a clearing close to the bottom of the mighty escarpment; but I could find none of
sufficient area to insure safety. I was flying pretty low by this time, not only looking for
landing places but watching the myriad life beneath me. I was down pretty well toward
the south end of the island, where an arm of the lake reaches far inland, and I could see
the surface of the water literally black with creatures of some sort. I was too far up to
recognize individuals, but the general impression was of a vast army of amphibious
monsters. The land was almost equally alive with crawling, leaping, running, flying
things. It was one of the latter which nearly did for me while my attention was fixed upon
the weird scene below.
The first intimation I had of it was the sudden blotting out of the sunlight from above, and
as I glanced quickly up, I saw a most terrific creature swooping down upon me. It must
have been fully eighty feet long from the end of its long, hideous beak to the tip of its
thick, short tail, with an equal spread of wings.
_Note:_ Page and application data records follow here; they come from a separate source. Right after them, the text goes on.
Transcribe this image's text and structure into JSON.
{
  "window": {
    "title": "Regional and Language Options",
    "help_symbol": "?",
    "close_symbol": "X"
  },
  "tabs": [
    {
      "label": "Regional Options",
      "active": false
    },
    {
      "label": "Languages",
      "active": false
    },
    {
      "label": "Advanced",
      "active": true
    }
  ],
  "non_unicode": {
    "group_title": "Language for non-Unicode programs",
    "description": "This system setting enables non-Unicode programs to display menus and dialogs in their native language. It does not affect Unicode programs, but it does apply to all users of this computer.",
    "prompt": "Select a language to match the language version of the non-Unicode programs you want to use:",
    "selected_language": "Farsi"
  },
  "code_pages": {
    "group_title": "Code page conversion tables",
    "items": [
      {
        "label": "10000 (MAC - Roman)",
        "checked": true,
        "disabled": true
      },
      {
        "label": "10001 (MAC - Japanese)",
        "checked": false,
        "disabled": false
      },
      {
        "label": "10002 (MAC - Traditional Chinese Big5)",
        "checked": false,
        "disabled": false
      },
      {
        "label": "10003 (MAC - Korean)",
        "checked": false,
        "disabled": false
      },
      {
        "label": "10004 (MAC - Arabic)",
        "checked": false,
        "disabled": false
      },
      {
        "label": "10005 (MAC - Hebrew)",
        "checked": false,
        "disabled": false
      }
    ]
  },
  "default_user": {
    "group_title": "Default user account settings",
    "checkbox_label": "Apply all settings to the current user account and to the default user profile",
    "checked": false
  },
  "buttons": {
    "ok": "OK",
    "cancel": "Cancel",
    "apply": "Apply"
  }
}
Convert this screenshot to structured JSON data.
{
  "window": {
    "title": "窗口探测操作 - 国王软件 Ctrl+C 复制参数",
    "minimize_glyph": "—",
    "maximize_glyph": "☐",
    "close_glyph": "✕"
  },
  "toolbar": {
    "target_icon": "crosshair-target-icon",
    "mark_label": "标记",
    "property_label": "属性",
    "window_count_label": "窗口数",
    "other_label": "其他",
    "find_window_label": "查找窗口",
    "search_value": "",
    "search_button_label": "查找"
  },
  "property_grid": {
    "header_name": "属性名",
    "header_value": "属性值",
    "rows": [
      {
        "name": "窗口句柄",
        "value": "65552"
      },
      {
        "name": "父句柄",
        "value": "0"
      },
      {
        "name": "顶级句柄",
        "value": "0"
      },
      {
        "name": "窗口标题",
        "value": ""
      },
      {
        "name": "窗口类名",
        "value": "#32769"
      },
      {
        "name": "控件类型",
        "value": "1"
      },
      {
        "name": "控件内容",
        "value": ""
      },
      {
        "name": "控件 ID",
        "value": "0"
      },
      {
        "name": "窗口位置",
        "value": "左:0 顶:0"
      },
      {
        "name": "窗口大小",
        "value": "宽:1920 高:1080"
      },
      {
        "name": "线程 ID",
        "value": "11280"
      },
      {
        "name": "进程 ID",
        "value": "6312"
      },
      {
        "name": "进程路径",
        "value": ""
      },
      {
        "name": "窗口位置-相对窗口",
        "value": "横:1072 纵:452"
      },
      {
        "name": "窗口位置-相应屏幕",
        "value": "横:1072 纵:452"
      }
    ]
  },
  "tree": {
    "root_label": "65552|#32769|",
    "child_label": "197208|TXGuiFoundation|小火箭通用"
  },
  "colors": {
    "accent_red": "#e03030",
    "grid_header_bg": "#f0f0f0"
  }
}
It was coming straight for me and hissing
frightfully-- I could hear it above the whir of the propeller. It was coming straight down
toward the muzzle of the machine-gun and I let it have it right in the breast; but still it
came for me, so that I had to dive and turn, though I was dangerously close to earth.
The thing didn't miss me by a dozen feet, and when I rose, it wheeled and followed me,
but only to the cooler air close to the level of the cliff-tops; there it turned again and
dropped. Something--man's natural love of battle and the chase, I presume-- impelled me
to pursue it, and so I too circled and dived. The moment I came down into the warm
atmosphere of Caspak, the creature came for me again, rising above me so that it might
swoop down upon me. Nothing could better have suited my armament, since my
machine-gun was pointed upward at an angle of about degrees and could not be either
depressed or elevated by the pilot. If I had brought someone along with me, we could
have raked the great reptile from almost any position, but as the creature's mode of attack
was always from above, he always found me ready with a hail of bullets. The battle must
have lasted a minute or more before the thing suddenly turned completely over in the air
and fell to the ground.
Bowen and I roomed together at college, and I learned a lot from him outside my regular
course. He was a pretty good scholar despite his love of fun, and his particular hobby was